Crude jokes about body parts, sex and condoms are tossed out on several occasions.
We see a few comedy-focused tumbling thumps such as someone falling from a ladder when a car accidentally backs into a stage. The elderly driver is hospitalized. Participants splash into a dunking tank.
One f-word and a dozen s-words are joined by nine uses of “d–n” and a handful of uses each of the words “b–ch,” “h—” and “a–.” God’s name is misused 10 times.
People drink martinis and wine at a bar. Others drink champagne mimosas at breakfast. And some people play cards with a bottle of vodka and some shot glasses sitting nearby.
Will wears a sweatshirt that sports a brewing company’s logo.
When GramJam’s worsening medical condition is discovered, she’s given a variety of new meds. Several mentions are made about how her steroid shots are impacting her.
There are numerous racial gibes in the mix. And several character moments focus on the foolishness, racial appropriation and the open maliciousness of clownish white people.
A guy purposely takes advantage of the elderly for personal profit.
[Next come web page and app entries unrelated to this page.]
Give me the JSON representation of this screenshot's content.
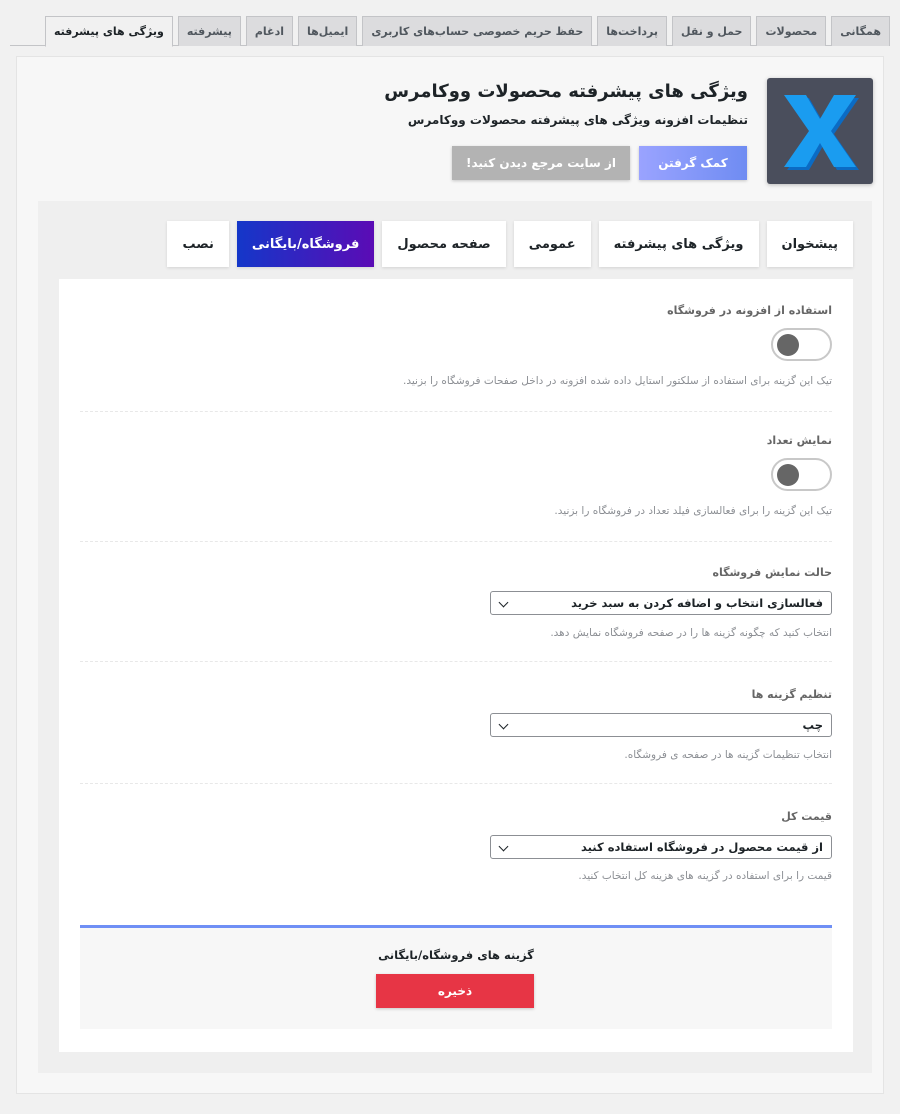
{
  "wc_tabs": [
    {
      "label": "همگانی"
    },
    {
      "label": "محصولات"
    },
    {
      "label": "حمل و نقل"
    },
    {
      "label": "پرداخت‌ها"
    },
    {
      "label": "حفظ حریم خصوصی حساب‌های کاربری"
    },
    {
      "label": "ایمیل‌ها"
    },
    {
      "label": "ادغام"
    },
    {
      "label": "پیشرفته"
    },
    {
      "label": "ویژگی های پیشرفته"
    }
  ],
  "wc_active_tab": "ویژگی های پیشرفته",
  "header": {
    "title": "ویژگی های پیشرفته محصولات ووکامرس",
    "subtitle": "تنظیمات افزونه ویژگی های پیشرفته محصولات ووکامرس",
    "help_button": "کمک گرفتن",
    "reference_button": "از سایت مرجع دیدن کنید!",
    "logo_letter": "X",
    "logo_color": "#1a9cf0"
  },
  "section_tabs": [
    {
      "label": "پیشخوان"
    },
    {
      "label": "ویژگی های پیشرفته"
    },
    {
      "label": "عمومی"
    },
    {
      "label": "صفحه محصول"
    },
    {
      "label": "فروشگاه/بایگانی"
    },
    {
      "label": "نصب"
    }
  ],
  "section_active_tab": "فروشگاه/بایگانی",
  "fields": {
    "use_in_shop": {
      "label": "استفاده از افزونه در فروشگاه",
      "enabled": false,
      "description": "تیک این گزینه برای استفاده از سلکتور استایل داده شده افزونه در داخل صفحات فروشگاه را بزنید."
    },
    "show_qty": {
      "label": "نمایش تعداد",
      "enabled": false,
      "description": "تیک این گزینه را برای فعالسازی فیلد تعداد در فروشگاه را بزنید."
    },
    "shop_mode": {
      "label": "حالت نمایش فروشگاه",
      "value": "فعالسازی انتخاب و اضافه کردن به سبد خرید",
      "description": "انتخاب کنید که چگونه گزینه ها را در صفحه فروشگاه نمایش دهد."
    },
    "options_align": {
      "label": "تنظیم گزینه ها",
      "value": "چپ",
      "description": "انتخاب تنظیمات گزینه ها در صفحه ی فروشگاه."
    },
    "total_price": {
      "label": "قیمت کل",
      "value": "از قیمت محصول در فروشگاه استفاده کنید",
      "description": "قیمت را برای استفاده در گزینه های هزینه کل انتخاب کنید."
    }
  },
  "save_box": {
    "label": "گزینه های فروشگاه/بایگانی",
    "button": "ذخیره"
  }
}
A couple gags are tossed out about a farting old man who needs to have his adult diaper changed.
Today’s comedies have a funny problem: they’re not very funny. These days comedies tend to rely on all things crass and tawdry instead of working for something truly humorous.
Block Party isn’t nearly as nasty as many pics of that stripe, but it still shimmies about with racial gags, fleshy giggles and generally crude guffaws. It’s kinda like a just-OK Hallmark film that’s been sprinkled with sordid nonsense in order to avoid a PG rating.
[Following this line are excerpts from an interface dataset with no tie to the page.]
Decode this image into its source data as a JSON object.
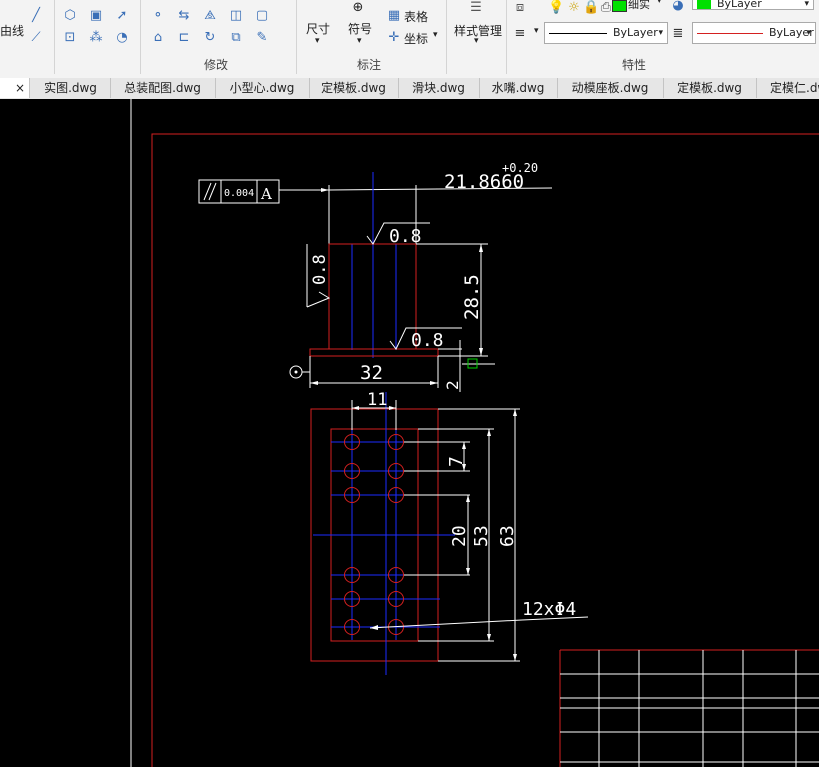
{
  "ribbon": {
    "left_partial_label": "由线",
    "panels": {
      "modify": {
        "label": "修改"
      },
      "annotation": {
        "label": "标注",
        "dimension": "尺寸",
        "symbol": "符号",
        "table": "表格",
        "coordinate": "坐标"
      },
      "style": {
        "label": "样式管理"
      },
      "properties": {
        "label": "特性",
        "color_value": "ByLayer",
        "linetype_value": "ByLayer",
        "lineweight_value": "ByLayer",
        "layer_name_partial": "细实"
      }
    }
  },
  "tabs": [
    {
      "label": "实图.dwg"
    },
    {
      "label": "总装配图.dwg"
    },
    {
      "label": "小型心.dwg"
    },
    {
      "label": "定模板.dwg"
    },
    {
      "label": "滑块.dwg"
    },
    {
      "label": "水嘴.dwg"
    },
    {
      "label": "动模座板.dwg"
    },
    {
      "label": "定模板.dwg"
    },
    {
      "label": "定模仁.dwg"
    }
  ],
  "tab_close": "×",
  "drawing": {
    "tolerance_value": "0.004",
    "tolerance_datum": "A",
    "dim_top": "21.8660",
    "dim_top_tolerance": "+0.20",
    "roughness_top": "0.8",
    "roughness_side": "0.8",
    "roughness_bottom": "0.8",
    "dim_height": "28.5",
    "dim_width": "32",
    "dim_base": "2",
    "dim_hole_spacing": "11",
    "dim_7": "7",
    "dim_20": "20",
    "dim_53": "53",
    "dim_63": "63",
    "hole_note": "12xΦ4"
  },
  "colors": {
    "outline": "#d42020",
    "centerline": "#1c2cff",
    "dimension": "#ffffff",
    "layer_swatch": "#00e000",
    "ribbon_bg": "#f3f3f3"
  }
}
That’s not to say it’s all bad. By movie’s end we see some nice moments when family members express their emotions and love, and people call for a strong supportive community and protection of the elderly. That’s the sort of stuff that neighborhood block parties are supposed to be built on.
It’s too bad, then, that the filmmakers didn’t know how to get to that point with a well-crafted and chuckle-worthy script.
After spending more than two decades touring, directing, writing and producing for Christian theater and radio (most recently for Adventures in Odyssey, which he still contributes to), Bob joined the Plugged In staff to help us focus more heavily on video games. He is also one of our primary movie reviewers.